Scan the records below. List lines holding "riunione".

Segment Start: RECORDS TO USE

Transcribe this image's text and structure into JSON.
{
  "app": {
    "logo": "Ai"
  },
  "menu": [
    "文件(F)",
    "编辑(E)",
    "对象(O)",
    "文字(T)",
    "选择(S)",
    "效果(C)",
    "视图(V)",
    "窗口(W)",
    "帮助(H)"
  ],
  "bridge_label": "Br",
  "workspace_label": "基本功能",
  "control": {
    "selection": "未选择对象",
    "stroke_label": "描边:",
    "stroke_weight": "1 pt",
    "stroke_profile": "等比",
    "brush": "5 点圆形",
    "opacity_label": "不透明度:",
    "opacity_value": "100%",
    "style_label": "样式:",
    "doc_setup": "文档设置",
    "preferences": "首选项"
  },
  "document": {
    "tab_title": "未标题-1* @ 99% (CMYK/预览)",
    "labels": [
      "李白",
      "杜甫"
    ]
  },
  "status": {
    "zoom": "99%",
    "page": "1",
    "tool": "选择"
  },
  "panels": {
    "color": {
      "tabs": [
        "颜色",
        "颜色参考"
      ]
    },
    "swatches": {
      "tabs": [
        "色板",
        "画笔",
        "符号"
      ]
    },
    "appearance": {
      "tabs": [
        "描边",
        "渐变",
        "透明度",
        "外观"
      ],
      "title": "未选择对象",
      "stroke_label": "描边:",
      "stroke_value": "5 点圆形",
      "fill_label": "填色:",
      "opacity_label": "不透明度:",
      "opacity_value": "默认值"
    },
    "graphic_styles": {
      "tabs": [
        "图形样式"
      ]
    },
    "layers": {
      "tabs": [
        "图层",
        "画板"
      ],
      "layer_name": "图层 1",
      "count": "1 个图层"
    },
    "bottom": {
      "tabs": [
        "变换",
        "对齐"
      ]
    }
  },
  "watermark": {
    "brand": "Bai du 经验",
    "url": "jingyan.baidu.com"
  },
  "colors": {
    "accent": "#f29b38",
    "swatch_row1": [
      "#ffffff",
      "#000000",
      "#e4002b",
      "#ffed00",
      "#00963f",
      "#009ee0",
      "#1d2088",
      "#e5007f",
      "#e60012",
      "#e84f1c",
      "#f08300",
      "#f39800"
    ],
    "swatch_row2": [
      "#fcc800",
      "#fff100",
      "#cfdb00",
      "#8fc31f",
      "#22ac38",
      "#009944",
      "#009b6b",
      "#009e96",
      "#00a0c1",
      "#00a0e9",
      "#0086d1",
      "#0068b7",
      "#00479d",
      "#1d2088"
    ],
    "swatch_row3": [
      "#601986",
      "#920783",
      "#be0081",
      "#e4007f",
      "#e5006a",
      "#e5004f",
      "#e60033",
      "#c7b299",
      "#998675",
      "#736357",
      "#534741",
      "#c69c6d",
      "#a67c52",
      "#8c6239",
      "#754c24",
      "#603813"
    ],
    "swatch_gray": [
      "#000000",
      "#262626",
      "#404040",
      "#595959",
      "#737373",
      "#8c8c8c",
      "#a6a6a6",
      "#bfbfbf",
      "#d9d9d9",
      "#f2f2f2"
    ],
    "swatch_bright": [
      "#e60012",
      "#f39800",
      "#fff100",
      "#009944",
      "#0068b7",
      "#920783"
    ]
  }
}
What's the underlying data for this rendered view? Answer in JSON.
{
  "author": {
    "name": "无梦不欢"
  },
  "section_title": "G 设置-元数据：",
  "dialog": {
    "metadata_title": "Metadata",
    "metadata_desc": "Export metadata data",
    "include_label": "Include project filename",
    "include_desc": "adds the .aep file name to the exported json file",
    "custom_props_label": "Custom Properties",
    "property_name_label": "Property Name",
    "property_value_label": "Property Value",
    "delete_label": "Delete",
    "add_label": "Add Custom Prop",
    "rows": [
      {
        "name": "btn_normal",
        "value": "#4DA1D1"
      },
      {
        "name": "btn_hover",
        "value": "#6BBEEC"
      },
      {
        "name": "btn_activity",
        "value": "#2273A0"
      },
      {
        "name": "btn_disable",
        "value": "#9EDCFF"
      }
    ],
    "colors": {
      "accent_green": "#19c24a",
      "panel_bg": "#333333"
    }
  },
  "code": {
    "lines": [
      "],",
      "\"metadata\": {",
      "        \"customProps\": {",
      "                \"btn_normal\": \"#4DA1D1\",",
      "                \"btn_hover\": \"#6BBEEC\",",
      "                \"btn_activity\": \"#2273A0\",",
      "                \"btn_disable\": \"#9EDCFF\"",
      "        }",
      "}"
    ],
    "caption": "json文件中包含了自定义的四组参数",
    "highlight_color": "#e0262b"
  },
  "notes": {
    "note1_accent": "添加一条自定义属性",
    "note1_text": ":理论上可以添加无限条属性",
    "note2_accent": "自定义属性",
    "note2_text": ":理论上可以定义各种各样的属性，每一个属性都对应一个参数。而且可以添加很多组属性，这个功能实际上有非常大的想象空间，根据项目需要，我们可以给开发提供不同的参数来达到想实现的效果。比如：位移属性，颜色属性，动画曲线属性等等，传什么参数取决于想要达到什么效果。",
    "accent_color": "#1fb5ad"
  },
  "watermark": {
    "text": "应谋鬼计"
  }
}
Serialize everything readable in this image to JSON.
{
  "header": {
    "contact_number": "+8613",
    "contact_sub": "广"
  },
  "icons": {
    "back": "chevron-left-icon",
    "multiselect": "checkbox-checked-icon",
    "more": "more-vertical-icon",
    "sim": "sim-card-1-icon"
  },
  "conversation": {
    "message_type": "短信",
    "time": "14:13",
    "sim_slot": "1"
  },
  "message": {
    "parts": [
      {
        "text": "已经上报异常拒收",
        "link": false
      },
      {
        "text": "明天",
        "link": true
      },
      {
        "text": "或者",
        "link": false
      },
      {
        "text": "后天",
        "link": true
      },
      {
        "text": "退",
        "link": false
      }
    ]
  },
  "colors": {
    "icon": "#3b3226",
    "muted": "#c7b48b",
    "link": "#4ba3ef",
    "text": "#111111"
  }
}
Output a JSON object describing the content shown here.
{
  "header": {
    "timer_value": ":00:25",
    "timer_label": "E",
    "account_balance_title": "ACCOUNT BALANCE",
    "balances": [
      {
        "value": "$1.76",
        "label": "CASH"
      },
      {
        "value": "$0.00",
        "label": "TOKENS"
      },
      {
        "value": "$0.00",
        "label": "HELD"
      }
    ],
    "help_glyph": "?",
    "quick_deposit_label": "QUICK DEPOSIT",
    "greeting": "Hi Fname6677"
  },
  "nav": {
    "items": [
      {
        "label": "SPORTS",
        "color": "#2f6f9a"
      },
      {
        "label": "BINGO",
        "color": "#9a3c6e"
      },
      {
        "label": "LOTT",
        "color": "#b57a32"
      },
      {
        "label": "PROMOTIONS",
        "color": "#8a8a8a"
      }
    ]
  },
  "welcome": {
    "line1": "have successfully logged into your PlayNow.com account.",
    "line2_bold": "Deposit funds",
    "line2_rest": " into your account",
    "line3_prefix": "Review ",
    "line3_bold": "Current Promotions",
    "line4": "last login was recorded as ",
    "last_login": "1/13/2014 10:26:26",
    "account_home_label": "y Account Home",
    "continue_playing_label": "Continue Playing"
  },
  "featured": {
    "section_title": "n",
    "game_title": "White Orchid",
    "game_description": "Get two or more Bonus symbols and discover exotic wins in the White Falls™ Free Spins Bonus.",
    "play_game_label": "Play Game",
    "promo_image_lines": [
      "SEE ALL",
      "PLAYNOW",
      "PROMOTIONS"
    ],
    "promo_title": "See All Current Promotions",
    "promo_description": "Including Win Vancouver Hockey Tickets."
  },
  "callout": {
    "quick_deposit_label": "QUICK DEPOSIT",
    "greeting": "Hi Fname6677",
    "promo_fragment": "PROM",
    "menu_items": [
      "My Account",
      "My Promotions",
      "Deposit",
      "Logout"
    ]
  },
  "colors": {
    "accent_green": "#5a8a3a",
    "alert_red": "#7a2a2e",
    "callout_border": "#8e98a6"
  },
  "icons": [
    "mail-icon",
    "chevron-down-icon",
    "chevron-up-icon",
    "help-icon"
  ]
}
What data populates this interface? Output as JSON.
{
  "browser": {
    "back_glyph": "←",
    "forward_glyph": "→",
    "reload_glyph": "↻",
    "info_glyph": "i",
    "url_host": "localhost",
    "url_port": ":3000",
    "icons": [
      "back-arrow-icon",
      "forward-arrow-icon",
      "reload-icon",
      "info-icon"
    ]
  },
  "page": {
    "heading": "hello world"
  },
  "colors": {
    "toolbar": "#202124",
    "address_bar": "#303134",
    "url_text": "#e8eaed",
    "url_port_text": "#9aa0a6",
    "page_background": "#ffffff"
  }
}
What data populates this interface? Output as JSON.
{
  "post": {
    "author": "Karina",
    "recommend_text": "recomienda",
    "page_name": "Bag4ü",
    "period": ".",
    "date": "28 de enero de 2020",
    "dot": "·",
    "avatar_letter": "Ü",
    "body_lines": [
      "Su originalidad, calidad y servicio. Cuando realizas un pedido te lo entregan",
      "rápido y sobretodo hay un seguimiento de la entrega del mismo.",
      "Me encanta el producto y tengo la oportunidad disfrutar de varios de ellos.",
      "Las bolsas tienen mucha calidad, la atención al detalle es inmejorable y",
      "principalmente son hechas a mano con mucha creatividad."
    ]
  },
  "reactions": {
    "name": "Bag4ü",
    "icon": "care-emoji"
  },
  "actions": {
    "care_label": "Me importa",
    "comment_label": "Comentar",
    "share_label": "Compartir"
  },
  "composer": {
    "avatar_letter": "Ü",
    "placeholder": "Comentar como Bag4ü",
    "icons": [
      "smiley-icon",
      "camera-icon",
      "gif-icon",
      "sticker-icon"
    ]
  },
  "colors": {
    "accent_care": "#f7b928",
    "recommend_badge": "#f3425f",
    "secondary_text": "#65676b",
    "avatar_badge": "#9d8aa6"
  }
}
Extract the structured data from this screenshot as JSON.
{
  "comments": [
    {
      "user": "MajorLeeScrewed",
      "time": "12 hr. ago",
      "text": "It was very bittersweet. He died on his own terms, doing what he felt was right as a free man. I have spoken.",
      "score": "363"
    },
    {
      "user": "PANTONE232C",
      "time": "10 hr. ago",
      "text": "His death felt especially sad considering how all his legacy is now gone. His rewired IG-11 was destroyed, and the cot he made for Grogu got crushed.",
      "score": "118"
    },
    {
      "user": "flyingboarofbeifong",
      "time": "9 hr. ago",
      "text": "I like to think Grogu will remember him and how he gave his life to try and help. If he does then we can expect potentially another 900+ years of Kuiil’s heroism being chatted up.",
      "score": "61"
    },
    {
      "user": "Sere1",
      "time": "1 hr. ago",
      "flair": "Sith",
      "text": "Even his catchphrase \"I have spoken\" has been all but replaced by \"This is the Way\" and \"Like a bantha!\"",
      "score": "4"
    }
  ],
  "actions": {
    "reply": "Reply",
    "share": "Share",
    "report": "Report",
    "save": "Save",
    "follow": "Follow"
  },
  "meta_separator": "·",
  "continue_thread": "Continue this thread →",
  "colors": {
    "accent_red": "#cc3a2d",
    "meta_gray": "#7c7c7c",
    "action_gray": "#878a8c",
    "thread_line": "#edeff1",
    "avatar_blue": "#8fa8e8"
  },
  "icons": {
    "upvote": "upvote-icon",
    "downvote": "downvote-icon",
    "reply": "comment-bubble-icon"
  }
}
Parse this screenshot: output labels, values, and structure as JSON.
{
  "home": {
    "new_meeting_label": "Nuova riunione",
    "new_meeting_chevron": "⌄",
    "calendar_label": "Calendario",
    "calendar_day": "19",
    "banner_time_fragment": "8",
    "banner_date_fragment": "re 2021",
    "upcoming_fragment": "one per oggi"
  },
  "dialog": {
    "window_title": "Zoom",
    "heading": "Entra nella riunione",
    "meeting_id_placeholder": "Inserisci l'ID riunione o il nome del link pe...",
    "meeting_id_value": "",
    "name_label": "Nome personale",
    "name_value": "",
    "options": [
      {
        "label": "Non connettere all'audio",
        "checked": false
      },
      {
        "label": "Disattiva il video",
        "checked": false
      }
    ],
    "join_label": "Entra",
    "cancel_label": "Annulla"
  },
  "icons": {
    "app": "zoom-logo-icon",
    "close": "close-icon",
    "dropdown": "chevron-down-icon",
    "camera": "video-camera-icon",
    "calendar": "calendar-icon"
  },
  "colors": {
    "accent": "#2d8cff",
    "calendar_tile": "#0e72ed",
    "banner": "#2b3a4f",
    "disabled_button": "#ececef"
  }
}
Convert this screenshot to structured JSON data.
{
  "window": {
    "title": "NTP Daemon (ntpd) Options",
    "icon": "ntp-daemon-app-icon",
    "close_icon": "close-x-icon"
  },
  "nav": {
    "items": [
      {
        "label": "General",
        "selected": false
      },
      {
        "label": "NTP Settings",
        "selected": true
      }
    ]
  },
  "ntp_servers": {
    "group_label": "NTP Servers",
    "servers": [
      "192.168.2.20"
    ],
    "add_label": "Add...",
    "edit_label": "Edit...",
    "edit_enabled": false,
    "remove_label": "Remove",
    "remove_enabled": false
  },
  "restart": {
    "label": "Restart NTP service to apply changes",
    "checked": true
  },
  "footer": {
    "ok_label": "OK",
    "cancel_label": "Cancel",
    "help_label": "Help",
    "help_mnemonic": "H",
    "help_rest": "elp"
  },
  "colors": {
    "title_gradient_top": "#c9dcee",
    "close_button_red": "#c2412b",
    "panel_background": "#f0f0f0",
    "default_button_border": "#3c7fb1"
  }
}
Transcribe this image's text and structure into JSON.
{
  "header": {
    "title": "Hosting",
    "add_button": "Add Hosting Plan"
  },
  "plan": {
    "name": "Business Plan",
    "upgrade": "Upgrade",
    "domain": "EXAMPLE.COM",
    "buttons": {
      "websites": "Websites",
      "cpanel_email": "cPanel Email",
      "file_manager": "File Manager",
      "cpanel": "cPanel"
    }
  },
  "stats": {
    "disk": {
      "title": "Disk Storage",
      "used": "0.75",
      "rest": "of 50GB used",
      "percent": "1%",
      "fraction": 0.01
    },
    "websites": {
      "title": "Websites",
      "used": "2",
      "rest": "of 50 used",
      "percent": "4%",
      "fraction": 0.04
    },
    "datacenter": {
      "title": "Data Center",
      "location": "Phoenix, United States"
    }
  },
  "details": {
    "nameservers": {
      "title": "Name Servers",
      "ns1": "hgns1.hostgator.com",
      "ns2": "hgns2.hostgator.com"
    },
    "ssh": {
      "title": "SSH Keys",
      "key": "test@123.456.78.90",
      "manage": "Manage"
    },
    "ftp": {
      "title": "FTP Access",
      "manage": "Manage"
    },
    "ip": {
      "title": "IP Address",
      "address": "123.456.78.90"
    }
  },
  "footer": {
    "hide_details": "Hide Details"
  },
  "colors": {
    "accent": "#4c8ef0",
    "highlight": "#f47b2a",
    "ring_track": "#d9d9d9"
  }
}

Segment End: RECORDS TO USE

# RESULT
    "new_meeting_label": "Nuova riunione",
    "heading": "Entra nella riunione",
    "meeting_id_placeholder": "Inserisci l'ID riunione o il nome del link pe...",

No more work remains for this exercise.